* **WHAT IS BEING ASKED**
Whenever a line carries the word "from", pull it out of the entries.

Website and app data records
= Beginning of Section =

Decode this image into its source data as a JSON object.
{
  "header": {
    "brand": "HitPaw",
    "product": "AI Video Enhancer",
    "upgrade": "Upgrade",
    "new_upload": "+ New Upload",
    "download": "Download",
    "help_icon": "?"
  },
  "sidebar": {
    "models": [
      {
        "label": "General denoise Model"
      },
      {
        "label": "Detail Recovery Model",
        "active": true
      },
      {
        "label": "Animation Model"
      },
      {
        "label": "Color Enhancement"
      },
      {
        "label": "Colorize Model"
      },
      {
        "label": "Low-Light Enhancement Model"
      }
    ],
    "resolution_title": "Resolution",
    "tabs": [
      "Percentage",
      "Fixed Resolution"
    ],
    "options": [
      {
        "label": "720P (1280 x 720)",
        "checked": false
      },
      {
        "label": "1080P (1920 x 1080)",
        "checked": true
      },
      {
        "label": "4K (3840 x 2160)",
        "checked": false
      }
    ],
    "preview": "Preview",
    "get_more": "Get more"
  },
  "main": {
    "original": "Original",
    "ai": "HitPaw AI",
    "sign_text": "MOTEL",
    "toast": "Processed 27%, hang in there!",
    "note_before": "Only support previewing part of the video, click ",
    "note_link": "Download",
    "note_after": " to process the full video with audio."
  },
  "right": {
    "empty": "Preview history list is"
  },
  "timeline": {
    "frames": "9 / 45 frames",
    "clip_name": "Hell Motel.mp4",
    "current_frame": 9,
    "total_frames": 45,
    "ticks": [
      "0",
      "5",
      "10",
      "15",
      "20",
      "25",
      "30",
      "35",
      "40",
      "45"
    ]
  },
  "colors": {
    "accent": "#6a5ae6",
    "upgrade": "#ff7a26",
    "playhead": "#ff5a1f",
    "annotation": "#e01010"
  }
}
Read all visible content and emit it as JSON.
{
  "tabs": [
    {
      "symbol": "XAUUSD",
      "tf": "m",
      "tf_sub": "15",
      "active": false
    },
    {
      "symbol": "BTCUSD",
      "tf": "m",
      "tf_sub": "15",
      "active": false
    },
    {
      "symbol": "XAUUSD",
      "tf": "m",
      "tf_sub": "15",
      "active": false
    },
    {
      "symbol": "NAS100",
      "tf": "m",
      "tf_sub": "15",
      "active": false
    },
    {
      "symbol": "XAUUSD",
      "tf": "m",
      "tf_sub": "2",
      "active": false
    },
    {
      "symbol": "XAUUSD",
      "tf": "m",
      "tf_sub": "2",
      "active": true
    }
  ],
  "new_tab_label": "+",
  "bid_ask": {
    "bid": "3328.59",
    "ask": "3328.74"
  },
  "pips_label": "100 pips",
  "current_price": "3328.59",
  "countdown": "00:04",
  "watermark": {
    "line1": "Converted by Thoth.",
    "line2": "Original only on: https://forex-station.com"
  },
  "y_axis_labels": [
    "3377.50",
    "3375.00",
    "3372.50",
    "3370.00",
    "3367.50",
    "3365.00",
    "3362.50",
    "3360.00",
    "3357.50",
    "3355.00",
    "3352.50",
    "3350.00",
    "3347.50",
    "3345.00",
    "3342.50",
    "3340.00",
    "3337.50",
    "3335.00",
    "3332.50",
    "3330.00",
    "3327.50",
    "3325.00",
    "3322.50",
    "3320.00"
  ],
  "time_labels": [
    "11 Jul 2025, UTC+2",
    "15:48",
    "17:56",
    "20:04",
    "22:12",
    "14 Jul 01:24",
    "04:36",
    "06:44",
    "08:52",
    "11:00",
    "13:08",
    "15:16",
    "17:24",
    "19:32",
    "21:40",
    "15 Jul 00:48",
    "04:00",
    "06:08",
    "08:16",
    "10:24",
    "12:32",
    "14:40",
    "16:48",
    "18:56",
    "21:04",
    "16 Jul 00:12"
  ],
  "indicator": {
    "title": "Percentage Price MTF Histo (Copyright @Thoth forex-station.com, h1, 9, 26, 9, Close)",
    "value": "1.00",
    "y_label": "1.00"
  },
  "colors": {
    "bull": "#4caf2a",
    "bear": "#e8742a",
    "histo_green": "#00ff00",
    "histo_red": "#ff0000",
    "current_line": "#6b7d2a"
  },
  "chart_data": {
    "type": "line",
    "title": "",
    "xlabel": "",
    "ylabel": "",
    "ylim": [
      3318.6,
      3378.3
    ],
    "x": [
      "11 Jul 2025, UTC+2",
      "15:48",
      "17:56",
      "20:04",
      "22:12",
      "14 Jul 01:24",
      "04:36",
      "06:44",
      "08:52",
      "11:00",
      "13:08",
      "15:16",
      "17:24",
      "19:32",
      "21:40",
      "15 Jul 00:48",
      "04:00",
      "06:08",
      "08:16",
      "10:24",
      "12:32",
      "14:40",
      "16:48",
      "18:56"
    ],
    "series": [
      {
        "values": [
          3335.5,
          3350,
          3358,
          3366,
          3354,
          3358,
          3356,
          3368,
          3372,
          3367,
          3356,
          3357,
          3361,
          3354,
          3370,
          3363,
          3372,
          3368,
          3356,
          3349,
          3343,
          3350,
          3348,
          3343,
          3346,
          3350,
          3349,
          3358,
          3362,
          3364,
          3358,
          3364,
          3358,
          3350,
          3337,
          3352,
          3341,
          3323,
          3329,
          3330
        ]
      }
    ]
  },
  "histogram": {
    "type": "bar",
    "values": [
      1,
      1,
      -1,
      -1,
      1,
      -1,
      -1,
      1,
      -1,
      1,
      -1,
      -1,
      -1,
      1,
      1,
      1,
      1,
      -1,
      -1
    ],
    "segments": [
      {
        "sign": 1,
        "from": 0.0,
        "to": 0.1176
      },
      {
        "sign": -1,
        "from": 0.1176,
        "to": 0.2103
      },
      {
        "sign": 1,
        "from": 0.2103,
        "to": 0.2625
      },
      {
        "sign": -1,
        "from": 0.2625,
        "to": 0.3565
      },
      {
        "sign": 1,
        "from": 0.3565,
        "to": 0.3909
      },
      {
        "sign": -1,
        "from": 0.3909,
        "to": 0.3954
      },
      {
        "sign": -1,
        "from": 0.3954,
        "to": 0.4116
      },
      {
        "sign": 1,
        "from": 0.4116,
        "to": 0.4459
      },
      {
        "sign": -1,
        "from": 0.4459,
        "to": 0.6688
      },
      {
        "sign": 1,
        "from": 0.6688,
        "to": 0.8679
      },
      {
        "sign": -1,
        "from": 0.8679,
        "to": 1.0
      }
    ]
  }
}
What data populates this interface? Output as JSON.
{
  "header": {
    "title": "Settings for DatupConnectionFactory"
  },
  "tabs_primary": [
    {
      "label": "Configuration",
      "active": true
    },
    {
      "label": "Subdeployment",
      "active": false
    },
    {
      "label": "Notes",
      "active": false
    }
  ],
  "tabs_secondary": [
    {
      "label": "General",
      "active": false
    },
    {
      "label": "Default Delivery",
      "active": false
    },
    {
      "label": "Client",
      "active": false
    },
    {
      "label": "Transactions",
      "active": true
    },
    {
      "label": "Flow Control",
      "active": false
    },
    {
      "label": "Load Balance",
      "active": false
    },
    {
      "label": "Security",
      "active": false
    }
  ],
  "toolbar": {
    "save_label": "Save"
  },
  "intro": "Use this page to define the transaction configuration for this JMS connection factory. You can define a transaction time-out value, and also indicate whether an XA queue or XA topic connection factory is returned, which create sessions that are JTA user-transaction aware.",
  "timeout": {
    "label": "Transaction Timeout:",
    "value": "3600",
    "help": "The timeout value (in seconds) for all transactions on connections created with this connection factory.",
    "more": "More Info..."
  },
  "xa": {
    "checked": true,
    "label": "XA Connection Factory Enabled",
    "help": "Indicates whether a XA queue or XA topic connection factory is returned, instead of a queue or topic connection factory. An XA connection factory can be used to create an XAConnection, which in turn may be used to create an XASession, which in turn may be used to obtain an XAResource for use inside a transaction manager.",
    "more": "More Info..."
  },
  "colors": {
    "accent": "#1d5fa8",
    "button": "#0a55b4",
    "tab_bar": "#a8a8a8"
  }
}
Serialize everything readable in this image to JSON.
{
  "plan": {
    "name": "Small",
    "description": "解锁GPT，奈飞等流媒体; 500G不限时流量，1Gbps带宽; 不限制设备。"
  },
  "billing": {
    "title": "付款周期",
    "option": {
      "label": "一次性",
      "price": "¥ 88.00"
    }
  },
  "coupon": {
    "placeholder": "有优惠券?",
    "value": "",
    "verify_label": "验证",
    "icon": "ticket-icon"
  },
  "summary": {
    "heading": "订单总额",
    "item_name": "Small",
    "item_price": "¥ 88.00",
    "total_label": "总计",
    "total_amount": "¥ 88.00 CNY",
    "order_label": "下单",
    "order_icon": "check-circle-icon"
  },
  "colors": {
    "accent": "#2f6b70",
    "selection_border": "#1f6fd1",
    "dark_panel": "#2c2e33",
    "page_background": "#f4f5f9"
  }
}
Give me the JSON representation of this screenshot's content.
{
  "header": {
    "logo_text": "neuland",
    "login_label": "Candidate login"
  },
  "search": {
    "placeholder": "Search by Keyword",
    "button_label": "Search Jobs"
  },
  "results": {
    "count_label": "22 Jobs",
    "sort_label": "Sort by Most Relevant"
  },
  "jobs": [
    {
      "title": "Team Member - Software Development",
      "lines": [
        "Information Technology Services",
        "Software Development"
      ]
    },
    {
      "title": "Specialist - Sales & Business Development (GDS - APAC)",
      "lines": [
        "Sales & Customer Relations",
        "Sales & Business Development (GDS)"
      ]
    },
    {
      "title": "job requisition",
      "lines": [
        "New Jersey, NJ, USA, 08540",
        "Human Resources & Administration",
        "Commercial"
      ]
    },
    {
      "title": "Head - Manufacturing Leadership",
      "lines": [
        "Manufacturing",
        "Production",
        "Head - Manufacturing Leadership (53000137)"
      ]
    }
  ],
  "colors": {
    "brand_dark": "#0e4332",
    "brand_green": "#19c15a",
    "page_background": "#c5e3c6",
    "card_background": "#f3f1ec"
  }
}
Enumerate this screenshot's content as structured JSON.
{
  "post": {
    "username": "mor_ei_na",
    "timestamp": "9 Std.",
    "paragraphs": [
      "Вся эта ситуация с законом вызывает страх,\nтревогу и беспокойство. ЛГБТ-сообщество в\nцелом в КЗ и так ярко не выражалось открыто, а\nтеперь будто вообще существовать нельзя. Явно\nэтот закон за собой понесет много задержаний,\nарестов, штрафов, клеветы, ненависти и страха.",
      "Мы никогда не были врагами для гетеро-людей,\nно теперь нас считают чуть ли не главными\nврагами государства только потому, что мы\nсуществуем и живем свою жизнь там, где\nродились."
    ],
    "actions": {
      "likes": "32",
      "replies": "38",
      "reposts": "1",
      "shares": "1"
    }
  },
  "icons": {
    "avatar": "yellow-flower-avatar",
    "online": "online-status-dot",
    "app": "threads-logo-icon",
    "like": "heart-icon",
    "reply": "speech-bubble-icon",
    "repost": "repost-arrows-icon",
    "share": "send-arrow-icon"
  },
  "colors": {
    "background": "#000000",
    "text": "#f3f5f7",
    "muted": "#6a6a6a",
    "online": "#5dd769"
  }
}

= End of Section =

* **RESPONSE BOX**
        "from": 0.0,
        "from": 0.1176,
        "from": 0.2103,
        "from": 0.2625,
        "from": 0.3565,
        "from": 0.3909,
        "from": 0.3954,
        "from": 0.4116,
        "from": 0.4459,
        "from": 0.6688,
        "from": 0.8679,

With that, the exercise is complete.